(in Russian, iharovnia). (1) In the production of vegetable oil, an apparatus for the heat treatment of cleaned and ground oil-bearing seeds (so-called pulp) before pressing. The pulp is warmed in the brazier and steamed at the same time. The main component of the brazier is a steel (more rarely cast-iron) cylindrical vessel or vat, in the side walls and bottom of which is a steam jacket. Two knives are mounted on the vertical shaft of the brazier, and as the shaft slowly rotates (30 to 40 rpm), these knives mix the pulp, preventing it from burning. Braziers may be of the two-vat or three-vat type, and so on. The vats can be placed in a checkered fashion, so that each upper vat covers the one beneath it with only part of its bottom surface, or in a column, one above the other. (The latter type is more efficient.)

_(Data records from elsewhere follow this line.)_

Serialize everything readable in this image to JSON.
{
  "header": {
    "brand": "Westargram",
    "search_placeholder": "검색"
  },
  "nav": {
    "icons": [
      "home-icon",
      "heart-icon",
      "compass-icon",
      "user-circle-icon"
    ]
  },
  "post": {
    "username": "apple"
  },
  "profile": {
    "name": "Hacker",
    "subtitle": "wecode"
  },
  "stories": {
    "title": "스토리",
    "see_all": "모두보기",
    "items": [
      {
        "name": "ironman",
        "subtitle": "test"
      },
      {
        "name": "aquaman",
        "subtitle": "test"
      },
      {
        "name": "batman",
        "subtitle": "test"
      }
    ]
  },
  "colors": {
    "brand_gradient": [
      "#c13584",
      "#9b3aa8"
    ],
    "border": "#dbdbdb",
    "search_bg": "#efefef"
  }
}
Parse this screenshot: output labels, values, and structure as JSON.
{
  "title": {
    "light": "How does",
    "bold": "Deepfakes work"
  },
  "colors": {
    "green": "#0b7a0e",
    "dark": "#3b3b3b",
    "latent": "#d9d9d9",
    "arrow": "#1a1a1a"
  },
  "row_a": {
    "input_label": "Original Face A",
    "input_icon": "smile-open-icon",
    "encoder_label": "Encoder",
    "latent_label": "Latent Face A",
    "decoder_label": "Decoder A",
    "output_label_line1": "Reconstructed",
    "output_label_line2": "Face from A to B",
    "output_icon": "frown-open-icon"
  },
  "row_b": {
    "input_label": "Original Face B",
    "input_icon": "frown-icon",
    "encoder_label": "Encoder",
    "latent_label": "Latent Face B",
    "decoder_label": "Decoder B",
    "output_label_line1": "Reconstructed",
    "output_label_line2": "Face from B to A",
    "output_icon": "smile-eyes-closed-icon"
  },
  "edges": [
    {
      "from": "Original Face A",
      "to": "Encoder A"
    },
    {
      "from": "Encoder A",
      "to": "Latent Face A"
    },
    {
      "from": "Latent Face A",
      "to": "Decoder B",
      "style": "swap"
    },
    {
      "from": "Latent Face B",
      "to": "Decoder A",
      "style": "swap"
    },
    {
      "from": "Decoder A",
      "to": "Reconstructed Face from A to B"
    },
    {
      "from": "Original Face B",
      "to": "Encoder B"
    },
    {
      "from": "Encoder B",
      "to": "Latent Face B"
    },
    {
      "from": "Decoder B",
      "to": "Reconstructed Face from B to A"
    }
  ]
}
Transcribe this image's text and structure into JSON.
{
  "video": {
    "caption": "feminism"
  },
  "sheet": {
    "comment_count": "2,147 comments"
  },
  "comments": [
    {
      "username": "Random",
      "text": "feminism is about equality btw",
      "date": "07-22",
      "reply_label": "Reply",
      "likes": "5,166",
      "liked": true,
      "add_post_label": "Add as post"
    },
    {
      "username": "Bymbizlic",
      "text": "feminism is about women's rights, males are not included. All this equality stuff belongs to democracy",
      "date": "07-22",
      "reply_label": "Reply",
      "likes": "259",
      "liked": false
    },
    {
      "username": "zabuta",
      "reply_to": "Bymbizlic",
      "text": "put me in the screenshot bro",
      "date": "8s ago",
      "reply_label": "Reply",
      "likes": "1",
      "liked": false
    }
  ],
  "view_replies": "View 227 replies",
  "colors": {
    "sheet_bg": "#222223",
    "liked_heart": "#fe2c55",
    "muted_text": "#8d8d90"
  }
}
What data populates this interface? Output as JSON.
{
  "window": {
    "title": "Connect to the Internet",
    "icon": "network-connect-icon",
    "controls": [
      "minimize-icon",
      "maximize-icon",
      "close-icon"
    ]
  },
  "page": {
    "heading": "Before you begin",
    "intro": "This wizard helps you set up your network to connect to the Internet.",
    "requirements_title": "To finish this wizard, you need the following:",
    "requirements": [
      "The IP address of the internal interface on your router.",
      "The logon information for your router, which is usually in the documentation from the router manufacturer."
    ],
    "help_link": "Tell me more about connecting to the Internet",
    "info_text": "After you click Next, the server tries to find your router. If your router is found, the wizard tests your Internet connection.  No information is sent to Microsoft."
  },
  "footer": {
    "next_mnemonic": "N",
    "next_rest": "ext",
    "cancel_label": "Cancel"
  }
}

(2) In household use, a brazier is a small stove, without a pipe, in the form of an iron cylinder on legs and with apertures in the lower part to admit air. The fuel used in such a brazier is charcoal.

brazier

A receptacle containing burning coal or coke; sometimes used to dry out a building.
References in classic literature ?
There seems to be the deuce-and-all in the hollow down by the flare,' said the boy, glancing from her eyes to the brazier, which had a grisly skeleton look on its long thin legs.
As I passed the tall man who sat by the brazier I felt a sudden pluck at my skirt, and a low voice whispered, "Walk past me, and then look back at me.
When she arrived, she was so thickly veiled that the dervish could not see her face, but he desired a brazier to be held over her head, and laid the seven hairs on the burning coals.
I lighted it at a little brazier, which was supported upon an elegant bronze stem, and drew the first whiffs with the delight of a lover of smoking who has not smoked for two days.